Report every line of the data that includes "your".

(Records supplied)

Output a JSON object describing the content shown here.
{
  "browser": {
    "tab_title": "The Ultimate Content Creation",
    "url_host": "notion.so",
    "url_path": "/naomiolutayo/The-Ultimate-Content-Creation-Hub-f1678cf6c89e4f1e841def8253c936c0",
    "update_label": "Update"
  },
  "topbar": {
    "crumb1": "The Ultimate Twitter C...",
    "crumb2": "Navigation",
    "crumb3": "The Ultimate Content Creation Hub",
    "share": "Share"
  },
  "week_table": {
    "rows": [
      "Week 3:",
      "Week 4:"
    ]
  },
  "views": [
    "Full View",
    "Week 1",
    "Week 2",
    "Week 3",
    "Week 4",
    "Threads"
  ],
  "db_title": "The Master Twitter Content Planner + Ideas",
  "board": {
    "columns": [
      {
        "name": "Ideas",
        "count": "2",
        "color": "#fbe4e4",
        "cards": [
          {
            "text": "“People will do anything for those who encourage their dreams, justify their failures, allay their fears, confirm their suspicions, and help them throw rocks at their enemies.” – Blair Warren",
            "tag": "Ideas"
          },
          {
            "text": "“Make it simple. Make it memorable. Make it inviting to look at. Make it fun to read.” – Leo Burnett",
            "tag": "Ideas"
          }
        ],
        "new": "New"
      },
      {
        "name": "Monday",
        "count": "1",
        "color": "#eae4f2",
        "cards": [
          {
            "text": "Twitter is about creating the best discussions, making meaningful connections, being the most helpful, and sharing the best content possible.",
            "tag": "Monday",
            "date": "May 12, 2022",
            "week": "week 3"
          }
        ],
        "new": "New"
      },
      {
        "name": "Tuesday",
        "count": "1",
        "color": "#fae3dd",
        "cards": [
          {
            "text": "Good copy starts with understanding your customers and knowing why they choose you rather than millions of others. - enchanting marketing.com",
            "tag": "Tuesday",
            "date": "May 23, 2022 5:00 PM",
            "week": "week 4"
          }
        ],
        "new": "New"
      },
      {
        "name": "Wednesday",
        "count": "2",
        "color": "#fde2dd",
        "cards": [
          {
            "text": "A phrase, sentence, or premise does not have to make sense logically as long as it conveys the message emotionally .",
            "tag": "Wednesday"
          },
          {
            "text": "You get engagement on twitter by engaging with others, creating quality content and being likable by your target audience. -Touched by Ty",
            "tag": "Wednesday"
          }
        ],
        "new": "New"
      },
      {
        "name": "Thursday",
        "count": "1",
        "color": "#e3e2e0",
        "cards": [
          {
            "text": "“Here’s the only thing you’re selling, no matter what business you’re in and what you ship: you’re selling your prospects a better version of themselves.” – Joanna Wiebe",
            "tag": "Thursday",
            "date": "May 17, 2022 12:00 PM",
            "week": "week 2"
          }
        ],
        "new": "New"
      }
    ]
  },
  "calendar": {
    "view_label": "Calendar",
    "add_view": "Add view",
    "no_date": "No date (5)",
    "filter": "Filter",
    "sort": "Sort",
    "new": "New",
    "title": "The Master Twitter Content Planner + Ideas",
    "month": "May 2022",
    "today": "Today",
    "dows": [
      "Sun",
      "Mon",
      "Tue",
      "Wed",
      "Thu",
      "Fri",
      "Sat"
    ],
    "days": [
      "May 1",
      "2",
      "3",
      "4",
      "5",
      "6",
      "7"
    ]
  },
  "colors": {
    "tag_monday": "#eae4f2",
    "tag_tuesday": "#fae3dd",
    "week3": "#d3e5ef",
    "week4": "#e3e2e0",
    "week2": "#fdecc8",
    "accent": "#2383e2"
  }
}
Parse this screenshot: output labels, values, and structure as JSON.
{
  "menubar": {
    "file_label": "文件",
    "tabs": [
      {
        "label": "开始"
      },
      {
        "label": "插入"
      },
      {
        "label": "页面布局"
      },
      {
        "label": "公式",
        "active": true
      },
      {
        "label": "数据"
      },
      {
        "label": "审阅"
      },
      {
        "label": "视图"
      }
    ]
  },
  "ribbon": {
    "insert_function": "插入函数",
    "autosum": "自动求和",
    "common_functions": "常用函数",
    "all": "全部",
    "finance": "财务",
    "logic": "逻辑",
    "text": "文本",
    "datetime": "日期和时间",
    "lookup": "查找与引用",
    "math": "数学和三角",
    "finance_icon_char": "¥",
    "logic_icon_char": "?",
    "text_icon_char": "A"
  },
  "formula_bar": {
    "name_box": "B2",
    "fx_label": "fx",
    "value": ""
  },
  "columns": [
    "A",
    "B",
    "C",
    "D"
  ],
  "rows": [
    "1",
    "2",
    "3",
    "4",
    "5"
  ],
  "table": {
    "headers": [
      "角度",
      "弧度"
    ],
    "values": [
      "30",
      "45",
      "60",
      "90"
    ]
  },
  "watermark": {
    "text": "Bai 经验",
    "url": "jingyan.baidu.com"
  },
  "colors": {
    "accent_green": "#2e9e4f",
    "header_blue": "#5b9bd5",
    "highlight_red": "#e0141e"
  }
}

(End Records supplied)

**Response below**
            "text": "Good copy starts with understanding your customers and knowing why they choose you rather than millions of others. - enchanting marketing.com",
            "text": "You get engagement on twitter by engaging with others, creating quality content and being likable by your target audience. -Touched by Ty",
            "text": "“Here’s the only thing you’re selling, no matter what business you’re in and what you ship: you’re selling your prospects a better version of themselves.” – Joanna Wiebe",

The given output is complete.